CONNECTICUT MANDATES PAID SICK LEAVE FOR CERTAIN WORKERS: In what may become a trend for other states, Connecticut has passed a law requiring that employers provide sick leave for employees. The new law requires five days of sick leave per year beginning in 2012 and prohibits retaliation against employees requesting or using such sick leave.
BEWARE THE POWERPOINT PORN: MSNBC and a Baltimore newspaper report on the revenge of the disgruntled fired IT guy, who spent months after his termination hacking his former employer’s computers, ultimately to do this to the CEO during a board meeting: “Suddenly, his computer shut down, then restarted, replacing the latest slide with an image of a naked woman onto a 64-inch screen. The board members include city officials and foundation heads and is chaired by Baltimore's health commissioner." See: http://technolog.msnbc.msn.com/_news/2011/06/23/6925925-fired-it-guy-puts-porn-in-ex-boss-powerpoint-gets-sweet-revenge The matter resulted in criminal charges, a new set of powerpoint slides and a new appreciation by the CEO of the naked truth of how terminations can be difficult and sensitive affairs.

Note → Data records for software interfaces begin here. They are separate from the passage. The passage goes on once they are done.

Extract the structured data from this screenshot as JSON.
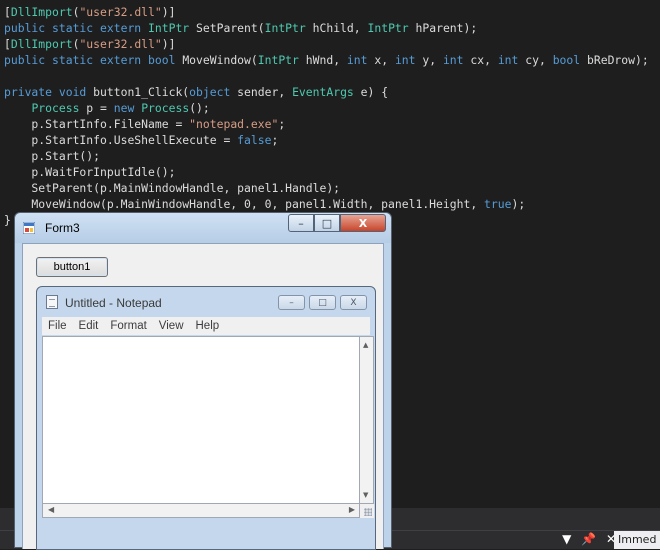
{
  "code": {
    "lines": [
      [
        {
          "t": "[",
          "c": "p"
        },
        {
          "t": "DllImport",
          "c": "ty"
        },
        {
          "t": "(",
          "c": "p"
        },
        {
          "t": "\"user32.dll\"",
          "c": "st"
        },
        {
          "t": ")]",
          "c": "p"
        }
      ],
      [
        {
          "t": "public static extern ",
          "c": "kw"
        },
        {
          "t": "IntPtr",
          "c": "ty"
        },
        {
          "t": " SetParent(",
          "c": "p"
        },
        {
          "t": "IntPtr",
          "c": "ty"
        },
        {
          "t": " hChild, ",
          "c": "p"
        },
        {
          "t": "IntPtr",
          "c": "ty"
        },
        {
          "t": " hParent);",
          "c": "p"
        }
      ],
      [
        {
          "t": "[",
          "c": "p"
        },
        {
          "t": "DllImport",
          "c": "ty"
        },
        {
          "t": "(",
          "c": "p"
        },
        {
          "t": "\"user32.dll\"",
          "c": "st"
        },
        {
          "t": ")]",
          "c": "p"
        }
      ],
      [
        {
          "t": "public static extern bool ",
          "c": "kw"
        },
        {
          "t": "MoveWindow(",
          "c": "p"
        },
        {
          "t": "IntPtr",
          "c": "ty"
        },
        {
          "t": " hWnd, ",
          "c": "p"
        },
        {
          "t": "int",
          "c": "kw"
        },
        {
          "t": " x, ",
          "c": "p"
        },
        {
          "t": "int",
          "c": "kw"
        },
        {
          "t": " y, ",
          "c": "p"
        },
        {
          "t": "int",
          "c": "kw"
        },
        {
          "t": " cx, ",
          "c": "p"
        },
        {
          "t": "int",
          "c": "kw"
        },
        {
          "t": " cy, ",
          "c": "p"
        },
        {
          "t": "bool",
          "c": "kw"
        },
        {
          "t": " bReDrow);",
          "c": "p"
        }
      ],
      [],
      [
        {
          "t": "private void ",
          "c": "kw"
        },
        {
          "t": "button1_Click(",
          "c": "p"
        },
        {
          "t": "object",
          "c": "kw"
        },
        {
          "t": " sender, ",
          "c": "p"
        },
        {
          "t": "EventArgs",
          "c": "ty"
        },
        {
          "t": " e) {",
          "c": "p"
        }
      ],
      [
        {
          "t": "    ",
          "c": "p"
        },
        {
          "t": "Process",
          "c": "ty"
        },
        {
          "t": " p = ",
          "c": "p"
        },
        {
          "t": "new ",
          "c": "kw"
        },
        {
          "t": "Process",
          "c": "ty"
        },
        {
          "t": "();",
          "c": "p"
        }
      ],
      [
        {
          "t": "    p.StartInfo.FileName = ",
          "c": "p"
        },
        {
          "t": "\"notepad.exe\"",
          "c": "st"
        },
        {
          "t": ";",
          "c": "p"
        }
      ],
      [
        {
          "t": "    p.StartInfo.UseShellExecute = ",
          "c": "p"
        },
        {
          "t": "false",
          "c": "kw"
        },
        {
          "t": ";",
          "c": "p"
        }
      ],
      [
        {
          "t": "    p.Start();",
          "c": "p"
        }
      ],
      [
        {
          "t": "    p.WaitForInputIdle();",
          "c": "p"
        }
      ],
      [
        {
          "t": "    SetParent(p.MainWindowHandle, panel1.Handle);",
          "c": "p"
        }
      ],
      [
        {
          "t": "    MoveWindow(p.MainWindowHandle, 0, 0, panel1.Width, panel1.Height, ",
          "c": "p"
        },
        {
          "t": "true",
          "c": "kw"
        },
        {
          "t": ");",
          "c": "p"
        }
      ],
      [
        {
          "t": "}",
          "c": "p"
        }
      ]
    ]
  },
  "form": {
    "title": "Form3",
    "button_label": "button1",
    "controls": {
      "min": "–",
      "max": "□",
      "close": "X"
    }
  },
  "notepad": {
    "title": "Untitled - Notepad",
    "menu": [
      "File",
      "Edit",
      "Format",
      "View",
      "Help"
    ],
    "controls": {
      "min": "–",
      "max": "□",
      "close": "X"
    }
  },
  "statusbar": {
    "tools": [
      "▼",
      "📌",
      "✕"
    ],
    "immediate_label": "Immed"
  },
  "colors": {
    "editor_bg": "#1e1e1e",
    "keyword": "#569cd6",
    "type": "#4ec9b0",
    "string": "#d69d85"
  }
}
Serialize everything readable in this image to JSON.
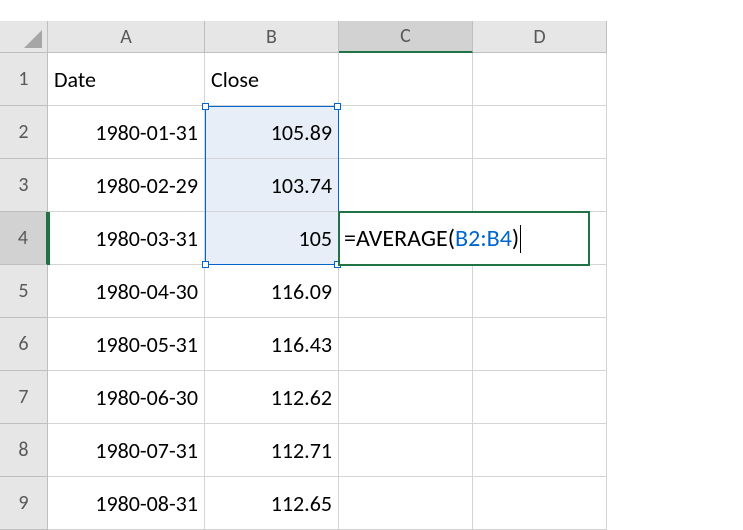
{
  "columns": [
    "A",
    "B",
    "C",
    "D"
  ],
  "row_numbers": [
    "1",
    "2",
    "3",
    "4",
    "5",
    "6",
    "7",
    "8",
    "9"
  ],
  "headers": {
    "a": "Date",
    "b": "Close"
  },
  "rows": [
    {
      "date": "1980-01-31",
      "close": "105.89"
    },
    {
      "date": "1980-02-29",
      "close": "103.74"
    },
    {
      "date": "1980-03-31",
      "close": "105"
    },
    {
      "date": "1980-04-30",
      "close": "116.09"
    },
    {
      "date": "1980-05-31",
      "close": "116.43"
    },
    {
      "date": "1980-06-30",
      "close": "112.62"
    },
    {
      "date": "1980-07-31",
      "close": "112.71"
    },
    {
      "date": "1980-08-31",
      "close": "112.65"
    }
  ],
  "formula": {
    "prefix": "=AVERAGE(",
    "ref": "B2:B4",
    "suffix": ")"
  },
  "active_cell": "C4",
  "selected_range": "B2:B4"
}
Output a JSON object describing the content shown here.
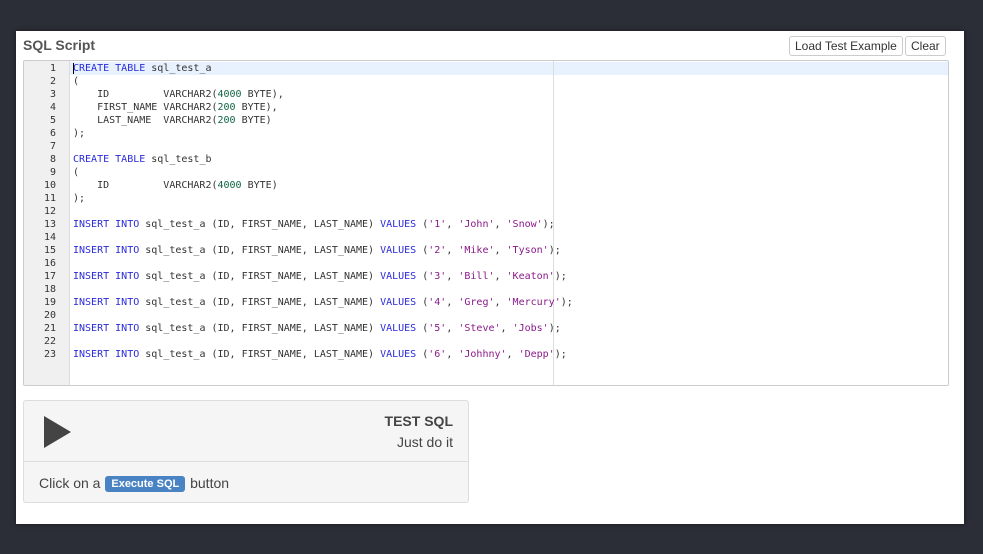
{
  "header": {
    "title": "SQL Script",
    "load_example_label": "Load Test Example",
    "clear_label": "Clear"
  },
  "editor": {
    "lines": [
      [
        {
          "t": "CREATE",
          "c": "kw"
        },
        {
          "t": " "
        },
        {
          "t": "TABLE",
          "c": "kw"
        },
        {
          "t": " sql_test_a"
        }
      ],
      [
        {
          "t": "("
        }
      ],
      [
        {
          "t": "    ID         VARCHAR2("
        },
        {
          "t": "4000",
          "c": "num"
        },
        {
          "t": " BYTE),"
        }
      ],
      [
        {
          "t": "    FIRST_NAME VARCHAR2("
        },
        {
          "t": "200",
          "c": "num"
        },
        {
          "t": " BYTE),"
        }
      ],
      [
        {
          "t": "    LAST_NAME  VARCHAR2("
        },
        {
          "t": "200",
          "c": "num"
        },
        {
          "t": " BYTE)"
        }
      ],
      [
        {
          "t": ");"
        }
      ],
      [],
      [
        {
          "t": "CREATE",
          "c": "kw"
        },
        {
          "t": " "
        },
        {
          "t": "TABLE",
          "c": "kw"
        },
        {
          "t": " sql_test_b"
        }
      ],
      [
        {
          "t": "("
        }
      ],
      [
        {
          "t": "    ID         VARCHAR2("
        },
        {
          "t": "4000",
          "c": "num"
        },
        {
          "t": " BYTE)"
        }
      ],
      [
        {
          "t": ");"
        }
      ],
      [],
      [
        {
          "t": "INSERT",
          "c": "kw"
        },
        {
          "t": " "
        },
        {
          "t": "INTO",
          "c": "kw"
        },
        {
          "t": " sql_test_a (ID, FIRST_NAME, LAST_NAME) "
        },
        {
          "t": "VALUES",
          "c": "kw"
        },
        {
          "t": " ("
        },
        {
          "t": "'1'",
          "c": "str"
        },
        {
          "t": ", "
        },
        {
          "t": "'John'",
          "c": "str"
        },
        {
          "t": ", "
        },
        {
          "t": "'Snow'",
          "c": "str"
        },
        {
          "t": ");"
        }
      ],
      [],
      [
        {
          "t": "INSERT",
          "c": "kw"
        },
        {
          "t": " "
        },
        {
          "t": "INTO",
          "c": "kw"
        },
        {
          "t": " sql_test_a (ID, FIRST_NAME, LAST_NAME) "
        },
        {
          "t": "VALUES",
          "c": "kw"
        },
        {
          "t": " ("
        },
        {
          "t": "'2'",
          "c": "str"
        },
        {
          "t": ", "
        },
        {
          "t": "'Mike'",
          "c": "str"
        },
        {
          "t": ", "
        },
        {
          "t": "'Tyson'",
          "c": "str"
        },
        {
          "t": ");"
        }
      ],
      [],
      [
        {
          "t": "INSERT",
          "c": "kw"
        },
        {
          "t": " "
        },
        {
          "t": "INTO",
          "c": "kw"
        },
        {
          "t": " sql_test_a (ID, FIRST_NAME, LAST_NAME) "
        },
        {
          "t": "VALUES",
          "c": "kw"
        },
        {
          "t": " ("
        },
        {
          "t": "'3'",
          "c": "str"
        },
        {
          "t": ", "
        },
        {
          "t": "'Bill'",
          "c": "str"
        },
        {
          "t": ", "
        },
        {
          "t": "'Keaton'",
          "c": "str"
        },
        {
          "t": ");"
        }
      ],
      [],
      [
        {
          "t": "INSERT",
          "c": "kw"
        },
        {
          "t": " "
        },
        {
          "t": "INTO",
          "c": "kw"
        },
        {
          "t": " sql_test_a (ID, FIRST_NAME, LAST_NAME) "
        },
        {
          "t": "VALUES",
          "c": "kw"
        },
        {
          "t": " ("
        },
        {
          "t": "'4'",
          "c": "str"
        },
        {
          "t": ", "
        },
        {
          "t": "'Greg'",
          "c": "str"
        },
        {
          "t": ", "
        },
        {
          "t": "'Mercury'",
          "c": "str"
        },
        {
          "t": ");"
        }
      ],
      [],
      [
        {
          "t": "INSERT",
          "c": "kw"
        },
        {
          "t": " "
        },
        {
          "t": "INTO",
          "c": "kw"
        },
        {
          "t": " sql_test_a (ID, FIRST_NAME, LAST_NAME) "
        },
        {
          "t": "VALUES",
          "c": "kw"
        },
        {
          "t": " ("
        },
        {
          "t": "'5'",
          "c": "str"
        },
        {
          "t": ", "
        },
        {
          "t": "'Steve'",
          "c": "str"
        },
        {
          "t": ", "
        },
        {
          "t": "'Jobs'",
          "c": "str"
        },
        {
          "t": ");"
        }
      ],
      [],
      [
        {
          "t": "INSERT",
          "c": "kw"
        },
        {
          "t": " "
        },
        {
          "t": "INTO",
          "c": "kw"
        },
        {
          "t": " sql_test_a (ID, FIRST_NAME, LAST_NAME) "
        },
        {
          "t": "VALUES",
          "c": "kw"
        },
        {
          "t": " ("
        },
        {
          "t": "'6'",
          "c": "str"
        },
        {
          "t": ", "
        },
        {
          "t": "'Johhny'",
          "c": "str"
        },
        {
          "t": ", "
        },
        {
          "t": "'Depp'",
          "c": "str"
        },
        {
          "t": ");"
        }
      ]
    ]
  },
  "card": {
    "title": "TEST SQL",
    "subtitle": "Just do it",
    "instruction_prefix": "Click on a",
    "execute_label": "Execute SQL",
    "instruction_suffix": "button"
  },
  "colors": {
    "background": "#2b2e36",
    "keyword": "#2a2ad8",
    "number": "#116644",
    "string": "#8a1a8a",
    "execute_badge": "#4a83c4"
  }
}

VACATION TIME! No new updates until about mid-July of 2011. It’s finally summertime!
Written by: Employment Attorney, Michael Patrick O'Brien

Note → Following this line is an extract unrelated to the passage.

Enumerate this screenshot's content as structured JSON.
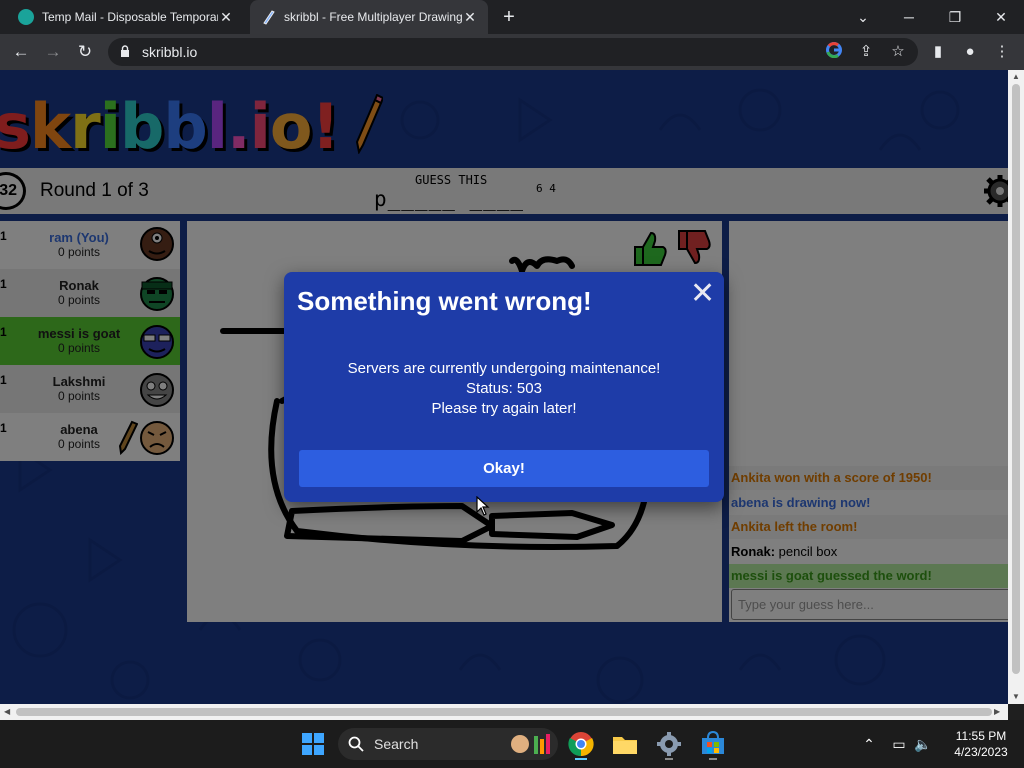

Utah State and Salt Lake SHRM legal director
Legal-mail is a legal and legislative update service sent out about twice a month to various Utah SHRM members and chapters. As a courtesy to SHRM, the Utah law firm of Jones Waldo Holbrook & McDonough P.C. underwrites the costs of the service. If you have any questions or comments, please contact Michael Patrick O'Brien.
Disclosure: These updates are merely updates and are not intended to be legal advice. Receipt of this information does not create an attorney-client relationship.